#### THE RECORDS
---+---

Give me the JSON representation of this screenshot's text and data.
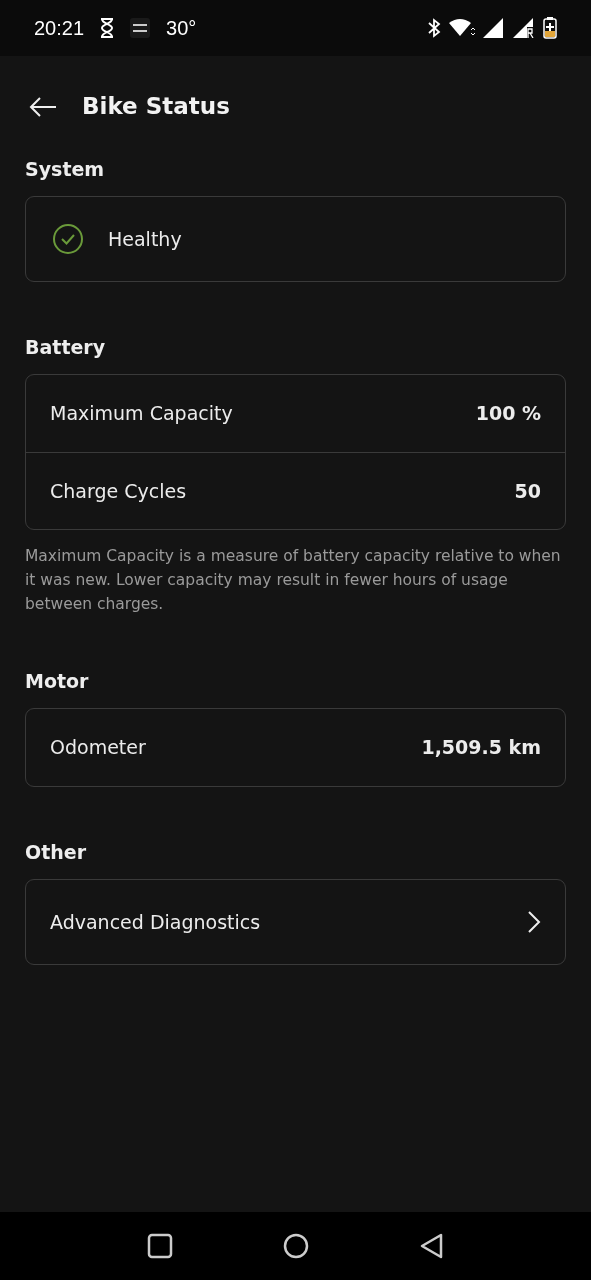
{
  "status_bar": {
    "time": "20:21",
    "temperature": "30°"
  },
  "header": {
    "title": "Bike Status"
  },
  "sections": [
    {
      "title": "System",
      "rows": [
        {
          "kind": "status",
          "label": "Healthy"
        }
      ]
    },
    {
      "title": "Battery",
      "rows": [
        {
          "kind": "value",
          "label": "Maximum Capacity",
          "value": "100 %"
        },
        {
          "kind": "value",
          "label": "Charge Cycles",
          "value": "50"
        }
      ],
      "note": "Maximum Capacity is a measure of battery capacity relative to when it was new. Lower capacity may result in fewer hours of usage between charges."
    },
    {
      "title": "Motor",
      "rows": [
        {
          "kind": "value",
          "label": "Odometer",
          "value": "1,509.5 km"
        }
      ]
    },
    {
      "title": "Other",
      "rows": [
        {
          "kind": "link",
          "label": "Advanced Diagnostics"
        }
      ]
    }
  ]
}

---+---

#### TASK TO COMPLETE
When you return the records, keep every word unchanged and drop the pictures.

#### TASK OUTPUT
Give me the JSON representation of this screenshot's text and data.
{
  "status_bar": {
    "time": "20:21",
    "temperature": "30°"
  },
  "header": {
    "title": "Bike Status"
  },
  "sections": [
    {
      "title": "System",
      "rows": [
        {
          "kind": "status",
          "label": "Healthy"
        }
      ]
    },
    {
      "title": "Battery",
      "rows": [
        {
          "kind": "value",
          "label": "Maximum Capacity",
          "value": "100 %"
        },
        {
          "kind": "value",
          "label": "Charge Cycles",
          "value": "50"
        }
      ],
      "note": "Maximum Capacity is a measure of battery capacity relative to when it was new. Lower capacity may result in fewer hours of usage between charges."
    },
    {
      "title": "Motor",
      "rows": [
        {
          "kind": "value",
          "label": "Odometer",
          "value": "1,509.5 km"
        }
      ]
    },
    {
      "title": "Other",
      "rows": [
        {
          "kind": "link",
          "label": "Advanced Diagnostics"
        }
      ]
    }
  ]
}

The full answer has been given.